■ Provided entries:
※

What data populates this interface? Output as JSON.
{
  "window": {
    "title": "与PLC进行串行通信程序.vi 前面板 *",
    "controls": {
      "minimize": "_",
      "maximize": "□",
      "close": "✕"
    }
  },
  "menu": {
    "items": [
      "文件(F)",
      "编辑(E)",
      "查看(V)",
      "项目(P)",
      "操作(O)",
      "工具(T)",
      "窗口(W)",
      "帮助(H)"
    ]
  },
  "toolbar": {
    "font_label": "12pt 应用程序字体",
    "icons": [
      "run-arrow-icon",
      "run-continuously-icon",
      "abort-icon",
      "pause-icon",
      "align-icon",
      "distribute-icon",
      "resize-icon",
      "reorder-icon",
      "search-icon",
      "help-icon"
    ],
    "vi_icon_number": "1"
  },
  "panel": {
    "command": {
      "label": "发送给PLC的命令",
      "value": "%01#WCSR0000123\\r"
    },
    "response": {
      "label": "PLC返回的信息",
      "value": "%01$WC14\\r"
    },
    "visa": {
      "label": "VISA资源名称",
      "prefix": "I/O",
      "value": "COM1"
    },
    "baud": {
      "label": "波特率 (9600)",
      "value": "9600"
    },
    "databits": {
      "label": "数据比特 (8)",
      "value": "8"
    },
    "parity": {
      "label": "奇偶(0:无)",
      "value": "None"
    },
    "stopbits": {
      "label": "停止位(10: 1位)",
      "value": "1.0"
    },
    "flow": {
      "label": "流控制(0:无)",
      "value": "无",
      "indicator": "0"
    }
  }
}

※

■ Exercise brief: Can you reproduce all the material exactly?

■ Output for this exercise:
What data populates this interface? Output as JSON.
{
  "window": {
    "title": "与PLC进行串行通信程序.vi 前面板 *",
    "controls": {
      "minimize": "_",
      "maximize": "□",
      "close": "✕"
    }
  },
  "menu": {
    "items": [
      "文件(F)",
      "编辑(E)",
      "查看(V)",
      "项目(P)",
      "操作(O)",
      "工具(T)",
      "窗口(W)",
      "帮助(H)"
    ]
  },
  "toolbar": {
    "font_label": "12pt 应用程序字体",
    "icons": [
      "run-arrow-icon",
      "run-continuously-icon",
      "abort-icon",
      "pause-icon",
      "align-icon",
      "distribute-icon",
      "resize-icon",
      "reorder-icon",
      "search-icon",
      "help-icon"
    ],
    "vi_icon_number": "1"
  },
  "panel": {
    "command": {
      "label": "发送给PLC的命令",
      "value": "%01#WCSR0000123\\r"
    },
    "response": {
      "label": "PLC返回的信息",
      "value": "%01$WC14\\r"
    },
    "visa": {
      "label": "VISA资源名称",
      "prefix": "I/O",
      "value": "COM1"
    },
    "baud": {
      "label": "波特率 (9600)",
      "value": "9600"
    },
    "databits": {
      "label": "数据比特 (8)",
      "value": "8"
    },
    "parity": {
      "label": "奇偶(0:无)",
      "value": "None"
    },
    "stopbits": {
      "label": "停止位(10: 1位)",
      "value": "1.0"
    },
    "flow": {
      "label": "流控制(0:无)",
      "value": "无",
      "indicator": "0"
    }
  }
}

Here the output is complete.